Listed records -
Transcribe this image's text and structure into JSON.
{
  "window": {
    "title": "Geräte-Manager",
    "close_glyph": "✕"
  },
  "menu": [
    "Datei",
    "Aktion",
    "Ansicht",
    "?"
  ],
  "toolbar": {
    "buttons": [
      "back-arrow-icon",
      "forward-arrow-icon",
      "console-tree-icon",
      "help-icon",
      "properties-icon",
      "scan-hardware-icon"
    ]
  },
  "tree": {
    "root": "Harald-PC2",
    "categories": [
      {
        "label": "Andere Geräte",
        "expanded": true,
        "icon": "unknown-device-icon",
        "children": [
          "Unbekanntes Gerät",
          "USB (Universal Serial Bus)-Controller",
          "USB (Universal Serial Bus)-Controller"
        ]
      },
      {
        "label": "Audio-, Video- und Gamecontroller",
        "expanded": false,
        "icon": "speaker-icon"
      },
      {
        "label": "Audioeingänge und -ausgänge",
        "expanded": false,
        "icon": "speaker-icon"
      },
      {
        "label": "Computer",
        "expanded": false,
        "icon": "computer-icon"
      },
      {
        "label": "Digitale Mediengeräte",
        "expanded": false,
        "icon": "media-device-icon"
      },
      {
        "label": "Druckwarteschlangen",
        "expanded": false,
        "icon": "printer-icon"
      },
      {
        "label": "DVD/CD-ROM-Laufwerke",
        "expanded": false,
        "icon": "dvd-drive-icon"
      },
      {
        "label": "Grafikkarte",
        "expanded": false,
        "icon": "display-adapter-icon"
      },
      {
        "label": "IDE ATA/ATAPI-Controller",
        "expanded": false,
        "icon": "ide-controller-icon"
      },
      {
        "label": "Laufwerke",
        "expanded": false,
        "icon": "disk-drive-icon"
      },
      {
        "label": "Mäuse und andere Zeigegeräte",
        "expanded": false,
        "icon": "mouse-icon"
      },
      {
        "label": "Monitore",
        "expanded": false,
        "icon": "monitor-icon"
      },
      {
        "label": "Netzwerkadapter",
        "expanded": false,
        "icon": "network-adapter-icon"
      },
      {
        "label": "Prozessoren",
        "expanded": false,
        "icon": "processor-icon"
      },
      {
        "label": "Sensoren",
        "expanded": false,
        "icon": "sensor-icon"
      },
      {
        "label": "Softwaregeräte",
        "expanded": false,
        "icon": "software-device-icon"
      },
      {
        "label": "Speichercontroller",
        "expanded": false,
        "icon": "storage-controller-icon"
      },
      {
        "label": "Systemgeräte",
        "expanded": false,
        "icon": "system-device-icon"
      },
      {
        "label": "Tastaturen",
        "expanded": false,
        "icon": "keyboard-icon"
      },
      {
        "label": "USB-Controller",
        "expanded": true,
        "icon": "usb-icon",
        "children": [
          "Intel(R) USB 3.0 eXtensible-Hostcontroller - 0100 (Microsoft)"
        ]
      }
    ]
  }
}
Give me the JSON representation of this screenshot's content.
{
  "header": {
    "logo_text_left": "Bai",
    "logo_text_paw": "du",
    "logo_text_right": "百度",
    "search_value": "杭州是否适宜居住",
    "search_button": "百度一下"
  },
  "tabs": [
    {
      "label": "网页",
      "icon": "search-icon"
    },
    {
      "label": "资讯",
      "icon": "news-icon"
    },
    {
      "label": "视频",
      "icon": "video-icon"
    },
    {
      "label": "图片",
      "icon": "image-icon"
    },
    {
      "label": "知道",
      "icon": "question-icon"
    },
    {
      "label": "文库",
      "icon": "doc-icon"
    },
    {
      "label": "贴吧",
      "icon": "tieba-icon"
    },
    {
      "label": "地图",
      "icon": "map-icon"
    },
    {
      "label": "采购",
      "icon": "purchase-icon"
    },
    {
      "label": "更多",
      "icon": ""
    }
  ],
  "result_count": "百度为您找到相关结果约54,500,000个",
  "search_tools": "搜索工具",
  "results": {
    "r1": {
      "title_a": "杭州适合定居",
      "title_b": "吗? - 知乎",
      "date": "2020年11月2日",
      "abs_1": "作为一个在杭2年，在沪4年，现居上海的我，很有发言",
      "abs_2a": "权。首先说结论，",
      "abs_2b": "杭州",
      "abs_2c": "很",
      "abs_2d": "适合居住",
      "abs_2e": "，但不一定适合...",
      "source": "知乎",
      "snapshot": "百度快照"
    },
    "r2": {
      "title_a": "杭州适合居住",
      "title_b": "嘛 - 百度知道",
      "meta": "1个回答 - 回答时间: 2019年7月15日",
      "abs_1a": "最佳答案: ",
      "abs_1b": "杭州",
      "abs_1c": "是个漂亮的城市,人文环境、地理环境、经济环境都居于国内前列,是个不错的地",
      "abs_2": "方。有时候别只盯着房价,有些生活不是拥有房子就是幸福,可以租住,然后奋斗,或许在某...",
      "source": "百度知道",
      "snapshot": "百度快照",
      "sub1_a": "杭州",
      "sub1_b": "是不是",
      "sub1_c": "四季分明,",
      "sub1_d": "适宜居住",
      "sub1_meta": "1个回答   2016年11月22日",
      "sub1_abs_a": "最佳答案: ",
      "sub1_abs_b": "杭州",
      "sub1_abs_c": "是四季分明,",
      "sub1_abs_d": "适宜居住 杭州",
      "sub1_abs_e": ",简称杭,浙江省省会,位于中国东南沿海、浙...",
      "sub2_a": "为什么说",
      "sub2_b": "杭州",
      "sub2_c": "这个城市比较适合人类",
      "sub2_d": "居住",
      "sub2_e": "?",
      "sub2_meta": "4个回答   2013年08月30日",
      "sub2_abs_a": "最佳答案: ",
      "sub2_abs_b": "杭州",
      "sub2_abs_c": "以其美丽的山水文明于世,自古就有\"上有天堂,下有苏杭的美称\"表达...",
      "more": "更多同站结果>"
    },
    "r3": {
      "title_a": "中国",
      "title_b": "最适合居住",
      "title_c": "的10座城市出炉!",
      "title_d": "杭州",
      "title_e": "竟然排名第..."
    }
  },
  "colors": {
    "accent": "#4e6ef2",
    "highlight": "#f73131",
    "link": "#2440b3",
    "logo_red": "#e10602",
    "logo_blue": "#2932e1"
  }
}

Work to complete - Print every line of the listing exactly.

Task answer -
Transcribe this image's text and structure into JSON.
{
  "window": {
    "title": "Geräte-Manager",
    "close_glyph": "✕"
  },
  "menu": [
    "Datei",
    "Aktion",
    "Ansicht",
    "?"
  ],
  "toolbar": {
    "buttons": [
      "back-arrow-icon",
      "forward-arrow-icon",
      "console-tree-icon",
      "help-icon",
      "properties-icon",
      "scan-hardware-icon"
    ]
  },
  "tree": {
    "root": "Harald-PC2",
    "categories": [
      {
        "label": "Andere Geräte",
        "expanded": true,
        "icon": "unknown-device-icon",
        "children": [
          "Unbekanntes Gerät",
          "USB (Universal Serial Bus)-Controller",
          "USB (Universal Serial Bus)-Controller"
        ]
      },
      {
        "label": "Audio-, Video- und Gamecontroller",
        "expanded": false,
        "icon": "speaker-icon"
      },
      {
        "label": "Audioeingänge und -ausgänge",
        "expanded": false,
        "icon": "speaker-icon"
      },
      {
        "label": "Computer",
        "expanded": false,
        "icon": "computer-icon"
      },
      {
        "label": "Digitale Mediengeräte",
        "expanded": false,
        "icon": "media-device-icon"
      },
      {
        "label": "Druckwarteschlangen",
        "expanded": false,
        "icon": "printer-icon"
      },
      {
        "label": "DVD/CD-ROM-Laufwerke",
        "expanded": false,
        "icon": "dvd-drive-icon"
      },
      {
        "label": "Grafikkarte",
        "expanded": false,
        "icon": "display-adapter-icon"
      },
      {
        "label": "IDE ATA/ATAPI-Controller",
        "expanded": false,
        "icon": "ide-controller-icon"
      },
      {
        "label": "Laufwerke",
        "expanded": false,
        "icon": "disk-drive-icon"
      },
      {
        "label": "Mäuse und andere Zeigegeräte",
        "expanded": false,
        "icon": "mouse-icon"
      },
      {
        "label": "Monitore",
        "expanded": false,
        "icon": "monitor-icon"
      },
      {
        "label": "Netzwerkadapter",
        "expanded": false,
        "icon": "network-adapter-icon"
      },
      {
        "label": "Prozessoren",
        "expanded": false,
        "icon": "processor-icon"
      },
      {
        "label": "Sensoren",
        "expanded": false,
        "icon": "sensor-icon"
      },
      {
        "label": "Softwaregeräte",
        "expanded": false,
        "icon": "software-device-icon"
      },
      {
        "label": "Speichercontroller",
        "expanded": false,
        "icon": "storage-controller-icon"
      },
      {
        "label": "Systemgeräte",
        "expanded": false,
        "icon": "system-device-icon"
      },
      {
        "label": "Tastaturen",
        "expanded": false,
        "icon": "keyboard-icon"
      },
      {
        "label": "USB-Controller",
        "expanded": true,
        "icon": "usb-icon",
        "children": [
          "Intel(R) USB 3.0 eXtensible-Hostcontroller - 0100 (Microsoft)"
        ]
      }
    ]
  }
}
Give me the JSON representation of this screenshot's content.
{
  "header": {
    "logo_text_left": "Bai",
    "logo_text_paw": "du",
    "logo_text_right": "百度",
    "search_value": "杭州是否适宜居住",
    "search_button": "百度一下"
  },
  "tabs": [
    {
      "label": "网页",
      "icon": "search-icon"
    },
    {
      "label": "资讯",
      "icon": "news-icon"
    },
    {
      "label": "视频",
      "icon": "video-icon"
    },
    {
      "label": "图片",
      "icon": "image-icon"
    },
    {
      "label": "知道",
      "icon": "question-icon"
    },
    {
      "label": "文库",
      "icon": "doc-icon"
    },
    {
      "label": "贴吧",
      "icon": "tieba-icon"
    },
    {
      "label": "地图",
      "icon": "map-icon"
    },
    {
      "label": "采购",
      "icon": "purchase-icon"
    },
    {
      "label": "更多",
      "icon": ""
    }
  ],
  "result_count": "百度为您找到相关结果约54,500,000个",
  "search_tools": "搜索工具",
  "results": {
    "r1": {
      "title_a": "杭州适合定居",
      "title_b": "吗? - 知乎",
      "date": "2020年11月2日",
      "abs_1": "作为一个在杭2年，在沪4年，现居上海的我，很有发言",
      "abs_2a": "权。首先说结论，",
      "abs_2b": "杭州",
      "abs_2c": "很",
      "abs_2d": "适合居住",
      "abs_2e": "，但不一定适合...",
      "source": "知乎",
      "snapshot": "百度快照"
    },
    "r2": {
      "title_a": "杭州适合居住",
      "title_b": "嘛 - 百度知道",
      "meta": "1个回答 - 回答时间: 2019年7月15日",
      "abs_1a": "最佳答案: ",
      "abs_1b": "杭州",
      "abs_1c": "是个漂亮的城市,人文环境、地理环境、经济环境都居于国内前列,是个不错的地",
      "abs_2": "方。有时候别只盯着房价,有些生活不是拥有房子就是幸福,可以租住,然后奋斗,或许在某...",
      "source": "百度知道",
      "snapshot": "百度快照",
      "sub1_a": "杭州",
      "sub1_b": "是不是",
      "sub1_c": "四季分明,",
      "sub1_d": "适宜居住",
      "sub1_meta": "1个回答   2016年11月22日",
      "sub1_abs_a": "最佳答案: ",
      "sub1_abs_b": "杭州",
      "sub1_abs_c": "是四季分明,",
      "sub1_abs_d": "适宜居住 杭州",
      "sub1_abs_e": ",简称杭,浙江省省会,位于中国东南沿海、浙...",
      "sub2_a": "为什么说",
      "sub2_b": "杭州",
      "sub2_c": "这个城市比较适合人类",
      "sub2_d": "居住",
      "sub2_e": "?",
      "sub2_meta": "4个回答   2013年08月30日",
      "sub2_abs_a": "最佳答案: ",
      "sub2_abs_b": "杭州",
      "sub2_abs_c": "以其美丽的山水文明于世,自古就有\"上有天堂,下有苏杭的美称\"表达...",
      "more": "更多同站结果>"
    },
    "r3": {
      "title_a": "中国",
      "title_b": "最适合居住",
      "title_c": "的10座城市出炉!",
      "title_d": "杭州",
      "title_e": "竟然排名第..."
    }
  },
  "colors": {
    "accent": "#4e6ef2",
    "highlight": "#f73131",
    "link": "#2440b3",
    "logo_red": "#e10602",
    "logo_blue": "#2932e1"
  }
}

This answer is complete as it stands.